ArcelorMittal SA said on Tuesday its basic oxygen furnaces have been re-commissioned after a fire at its Vanderbijlpark works in early February knocked out flat steel production.

However, force majeure is still in place until ArcelorMittal SA makes up for a backlog in customer orders.

Flat steel is used in the automotive industry, heavy machinery, pipes and tubes, and in construction, packaging and the making of appliances.

Since the blaze, the South African unit of the world’s largest steel maker has largely been silent on the effects it had on production. However, on Tuesday it said the fire had caused “severe damage” to three basic oxygen furnaces. These had been repaired and re-commissioned and were fully operational.

The company said an assessment of the cause of the fire had been completed, revealing the steel-making facility had been affected by a malfunctioning sensor and computer software.

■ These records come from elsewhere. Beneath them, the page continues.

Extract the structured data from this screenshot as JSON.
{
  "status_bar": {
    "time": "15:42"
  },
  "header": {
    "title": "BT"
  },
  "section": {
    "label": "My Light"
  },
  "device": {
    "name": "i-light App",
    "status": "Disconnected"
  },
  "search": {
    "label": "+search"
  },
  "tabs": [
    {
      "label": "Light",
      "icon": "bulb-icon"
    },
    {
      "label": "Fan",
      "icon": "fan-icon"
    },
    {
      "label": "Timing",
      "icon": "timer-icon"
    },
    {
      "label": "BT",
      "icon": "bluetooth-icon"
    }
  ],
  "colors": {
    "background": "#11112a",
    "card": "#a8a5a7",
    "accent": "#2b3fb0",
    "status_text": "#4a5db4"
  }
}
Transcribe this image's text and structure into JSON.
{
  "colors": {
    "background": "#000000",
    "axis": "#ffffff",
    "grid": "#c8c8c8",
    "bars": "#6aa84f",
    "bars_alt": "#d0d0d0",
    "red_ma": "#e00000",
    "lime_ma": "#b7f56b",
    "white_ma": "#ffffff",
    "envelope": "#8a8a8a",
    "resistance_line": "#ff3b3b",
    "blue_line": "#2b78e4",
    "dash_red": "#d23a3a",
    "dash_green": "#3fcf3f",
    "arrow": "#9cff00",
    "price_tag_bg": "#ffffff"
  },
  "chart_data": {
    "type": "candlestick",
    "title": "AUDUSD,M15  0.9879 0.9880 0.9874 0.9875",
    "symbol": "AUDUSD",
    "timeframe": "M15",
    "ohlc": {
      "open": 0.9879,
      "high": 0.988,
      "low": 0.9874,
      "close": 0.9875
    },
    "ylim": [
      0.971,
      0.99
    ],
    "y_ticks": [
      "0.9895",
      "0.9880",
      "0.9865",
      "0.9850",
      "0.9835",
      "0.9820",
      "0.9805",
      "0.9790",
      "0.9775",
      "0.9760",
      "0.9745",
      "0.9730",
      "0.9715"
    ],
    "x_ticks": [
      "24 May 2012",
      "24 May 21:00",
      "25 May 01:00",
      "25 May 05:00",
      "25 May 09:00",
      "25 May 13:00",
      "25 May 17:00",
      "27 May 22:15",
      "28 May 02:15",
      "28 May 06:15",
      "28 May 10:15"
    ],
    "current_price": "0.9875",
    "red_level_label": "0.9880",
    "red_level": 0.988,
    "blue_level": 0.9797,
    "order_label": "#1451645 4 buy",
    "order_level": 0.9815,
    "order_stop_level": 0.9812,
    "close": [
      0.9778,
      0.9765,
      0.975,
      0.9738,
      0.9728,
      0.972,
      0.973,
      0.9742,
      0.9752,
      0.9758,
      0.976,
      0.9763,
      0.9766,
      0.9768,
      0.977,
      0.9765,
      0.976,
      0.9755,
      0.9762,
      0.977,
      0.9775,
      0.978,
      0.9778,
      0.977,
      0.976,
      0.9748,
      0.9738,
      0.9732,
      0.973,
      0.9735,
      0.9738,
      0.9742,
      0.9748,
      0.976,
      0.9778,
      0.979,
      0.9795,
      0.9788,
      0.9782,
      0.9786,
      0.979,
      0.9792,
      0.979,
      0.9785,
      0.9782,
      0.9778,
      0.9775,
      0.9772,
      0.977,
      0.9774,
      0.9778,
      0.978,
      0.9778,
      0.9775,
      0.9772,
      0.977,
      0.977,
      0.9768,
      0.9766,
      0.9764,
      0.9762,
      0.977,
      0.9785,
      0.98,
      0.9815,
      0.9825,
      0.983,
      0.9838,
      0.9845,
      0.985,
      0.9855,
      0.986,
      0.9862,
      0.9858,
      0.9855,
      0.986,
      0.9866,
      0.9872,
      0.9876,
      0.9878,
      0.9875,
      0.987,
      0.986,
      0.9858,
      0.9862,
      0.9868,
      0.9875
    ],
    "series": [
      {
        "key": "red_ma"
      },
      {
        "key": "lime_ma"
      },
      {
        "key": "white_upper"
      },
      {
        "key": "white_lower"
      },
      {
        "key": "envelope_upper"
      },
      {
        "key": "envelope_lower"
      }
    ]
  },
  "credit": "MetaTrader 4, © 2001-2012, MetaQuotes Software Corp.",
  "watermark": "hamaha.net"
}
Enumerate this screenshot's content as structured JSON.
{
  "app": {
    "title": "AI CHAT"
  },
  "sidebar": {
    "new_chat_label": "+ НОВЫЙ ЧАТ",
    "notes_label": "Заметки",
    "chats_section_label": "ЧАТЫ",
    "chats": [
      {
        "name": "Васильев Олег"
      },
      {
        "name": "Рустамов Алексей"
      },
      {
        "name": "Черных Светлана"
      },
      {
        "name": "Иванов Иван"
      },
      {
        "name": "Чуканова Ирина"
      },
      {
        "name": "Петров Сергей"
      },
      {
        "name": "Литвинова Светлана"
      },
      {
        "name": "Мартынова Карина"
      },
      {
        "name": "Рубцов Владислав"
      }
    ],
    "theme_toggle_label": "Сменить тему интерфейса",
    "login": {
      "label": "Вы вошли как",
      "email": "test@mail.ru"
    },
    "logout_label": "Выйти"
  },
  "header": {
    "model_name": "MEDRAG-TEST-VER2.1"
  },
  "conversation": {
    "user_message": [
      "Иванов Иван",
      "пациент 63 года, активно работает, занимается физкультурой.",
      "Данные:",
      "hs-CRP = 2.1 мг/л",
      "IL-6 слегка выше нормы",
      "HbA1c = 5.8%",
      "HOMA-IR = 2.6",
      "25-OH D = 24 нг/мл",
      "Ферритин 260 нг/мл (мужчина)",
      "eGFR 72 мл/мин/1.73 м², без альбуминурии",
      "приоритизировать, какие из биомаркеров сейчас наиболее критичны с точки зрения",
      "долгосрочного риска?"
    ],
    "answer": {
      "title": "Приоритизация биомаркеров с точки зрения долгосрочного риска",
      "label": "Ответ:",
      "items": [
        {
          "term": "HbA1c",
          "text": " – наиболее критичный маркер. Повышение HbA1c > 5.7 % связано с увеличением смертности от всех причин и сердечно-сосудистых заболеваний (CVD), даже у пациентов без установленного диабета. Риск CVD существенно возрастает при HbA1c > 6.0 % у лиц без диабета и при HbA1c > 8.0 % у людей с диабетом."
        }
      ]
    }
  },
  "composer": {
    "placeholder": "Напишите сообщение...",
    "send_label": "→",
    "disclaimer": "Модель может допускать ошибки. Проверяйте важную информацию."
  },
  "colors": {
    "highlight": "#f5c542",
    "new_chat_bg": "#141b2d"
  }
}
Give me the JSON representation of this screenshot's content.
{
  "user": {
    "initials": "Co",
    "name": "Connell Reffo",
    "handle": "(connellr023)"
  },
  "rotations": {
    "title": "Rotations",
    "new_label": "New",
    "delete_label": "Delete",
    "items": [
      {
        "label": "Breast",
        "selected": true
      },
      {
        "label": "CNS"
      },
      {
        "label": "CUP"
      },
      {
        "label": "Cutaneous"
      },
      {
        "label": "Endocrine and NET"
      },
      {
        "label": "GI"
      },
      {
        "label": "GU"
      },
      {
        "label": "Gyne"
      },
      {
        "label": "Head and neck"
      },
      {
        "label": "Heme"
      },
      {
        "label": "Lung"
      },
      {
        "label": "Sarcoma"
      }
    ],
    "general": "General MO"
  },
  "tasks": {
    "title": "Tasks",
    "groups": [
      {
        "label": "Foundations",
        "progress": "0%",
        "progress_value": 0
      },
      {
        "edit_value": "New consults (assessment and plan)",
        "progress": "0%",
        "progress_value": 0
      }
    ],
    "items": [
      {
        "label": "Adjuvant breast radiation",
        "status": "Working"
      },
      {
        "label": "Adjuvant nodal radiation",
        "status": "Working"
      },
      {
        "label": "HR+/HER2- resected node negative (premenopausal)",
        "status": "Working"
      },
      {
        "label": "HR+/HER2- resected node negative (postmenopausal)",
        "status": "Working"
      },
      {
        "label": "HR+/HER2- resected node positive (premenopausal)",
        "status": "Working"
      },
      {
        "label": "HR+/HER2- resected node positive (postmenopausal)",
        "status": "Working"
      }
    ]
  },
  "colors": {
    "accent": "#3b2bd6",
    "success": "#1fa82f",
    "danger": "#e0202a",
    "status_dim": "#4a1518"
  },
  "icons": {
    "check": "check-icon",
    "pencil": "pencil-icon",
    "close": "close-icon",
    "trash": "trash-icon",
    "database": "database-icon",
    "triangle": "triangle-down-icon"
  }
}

“The steel-making facility is now back in operation, which means the plant is now operating normally,” ArcelorMittal SA spokesman Themba Hlengani said on Tuesday. “Apart from existing stocks at the time of the fire, all production from Vanderbijlpark has been offline.”

ArcelorMittal SA said it would disclose the overall cost implications of the accident once all assessments had been finalised.

Mr Hlengani said that since the fire on February 9, it had worked “very closely” with all affected customers. “The discussions with affected customers was aimed at expediting orders where the situation had reached critical levels,” he said.

“Certain of our customers received products as we diverted an additional 40,000 tons to our domestic market from the Saldanha facility and after importing (about 50,000 tons of steel) slabs from Brazil and Mexico.”

Market analysts, declining to be named, on Tuesday said ArcelorMittal SA had chosen its words “carefully” with regards to the fire.

The blaze added strain to a company already facing challenges. These included previous lengthy furnace outages at its Newcastle long steel works in KwaZulu-Natal; arbitration over cheap ore supplies from Kumba Iron Ore, and also significant government pressure over a “developmental” steel price.

Source : Business Day Live